Ask Your Doctor for Tips
Doctors don’t typically discuss costs with patients, especially when it comes to prescriptions. They usually have office staff who can answer questions about cost. But when it comes to specific procedures or a medical course of treatment, speak up with your doctor if cost is a concern.
If your doctor orders an expensive test, for example, don’t be afraid to ask if there’s a cheaper option available or a less invasive (i.e., less expensive) procedure that could help with the diagnosis he’s considering. Instead of exploratory surgery or a needle biopsy, comprehensive lab work could give your doctor all the information he needs. There is the potential that this approach might lead to more costs – abnormal blood work could call for even more expensive testing – but it might be worth the risk to avoid additional costs depending on your situation.

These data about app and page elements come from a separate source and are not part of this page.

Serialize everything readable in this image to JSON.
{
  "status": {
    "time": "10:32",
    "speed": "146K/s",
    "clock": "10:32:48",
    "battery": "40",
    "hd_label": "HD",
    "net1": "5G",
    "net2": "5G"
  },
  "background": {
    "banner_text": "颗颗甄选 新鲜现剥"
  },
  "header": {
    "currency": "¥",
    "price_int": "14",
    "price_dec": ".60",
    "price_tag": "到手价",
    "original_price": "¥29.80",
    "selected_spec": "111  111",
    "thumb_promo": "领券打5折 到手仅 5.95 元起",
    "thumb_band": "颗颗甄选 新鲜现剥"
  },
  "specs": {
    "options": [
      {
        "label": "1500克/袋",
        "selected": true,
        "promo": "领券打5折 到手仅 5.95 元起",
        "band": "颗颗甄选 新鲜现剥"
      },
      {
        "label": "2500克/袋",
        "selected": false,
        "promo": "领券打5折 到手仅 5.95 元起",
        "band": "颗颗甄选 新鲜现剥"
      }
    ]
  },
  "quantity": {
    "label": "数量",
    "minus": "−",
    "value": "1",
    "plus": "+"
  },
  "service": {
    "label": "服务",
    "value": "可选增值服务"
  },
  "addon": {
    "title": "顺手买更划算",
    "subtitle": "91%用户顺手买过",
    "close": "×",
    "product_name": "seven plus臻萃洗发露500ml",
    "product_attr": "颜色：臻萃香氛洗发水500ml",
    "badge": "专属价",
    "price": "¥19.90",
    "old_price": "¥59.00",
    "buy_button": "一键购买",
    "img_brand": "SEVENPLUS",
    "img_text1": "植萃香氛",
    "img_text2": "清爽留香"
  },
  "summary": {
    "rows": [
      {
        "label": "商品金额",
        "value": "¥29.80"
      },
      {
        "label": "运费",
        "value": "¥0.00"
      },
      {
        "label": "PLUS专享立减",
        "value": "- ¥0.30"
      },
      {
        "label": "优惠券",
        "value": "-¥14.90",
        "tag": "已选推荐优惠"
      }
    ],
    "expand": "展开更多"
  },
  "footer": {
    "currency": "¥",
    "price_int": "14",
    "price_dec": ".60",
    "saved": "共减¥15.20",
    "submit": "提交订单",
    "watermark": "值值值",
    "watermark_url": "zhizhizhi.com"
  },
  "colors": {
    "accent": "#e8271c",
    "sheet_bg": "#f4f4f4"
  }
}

When your doctor writes you a prescription for a new or name-brand drug, you can ask whether there’s a similar drug that would be cheaper but just as effective for your condition. Your provider’s office may even have samples on hand to give you.
Double-check Before You Pay
Billing mistakes are more common than you might think. Always review a medical bill before you send in a payment. For one thing, your bill might include treatments you didn’t receive. For another, coding errors can cause insurance companies to deny payments for procedures that should be covered.
If you have any questions about your bills, contact the medical provider or the insurance company to straighten out the situation. Even if you find out that the billing was accurate, while you’re on the phone, you may be able to request a discount or a payment plan from the biller. Some providers have hardship or charity programs for patients with limited income, so don’t be shy about asking for help if you need it. Providers want to get paid. They’ll work with you to recover what you owe.
Having affordable coverage shouldn’t mean that you have to skimp on taking care of yourself. Instead, learn how to use your health insurance wisely, and you’ll find that you can save money on medical costs while still prioritizing your health and wellbeing.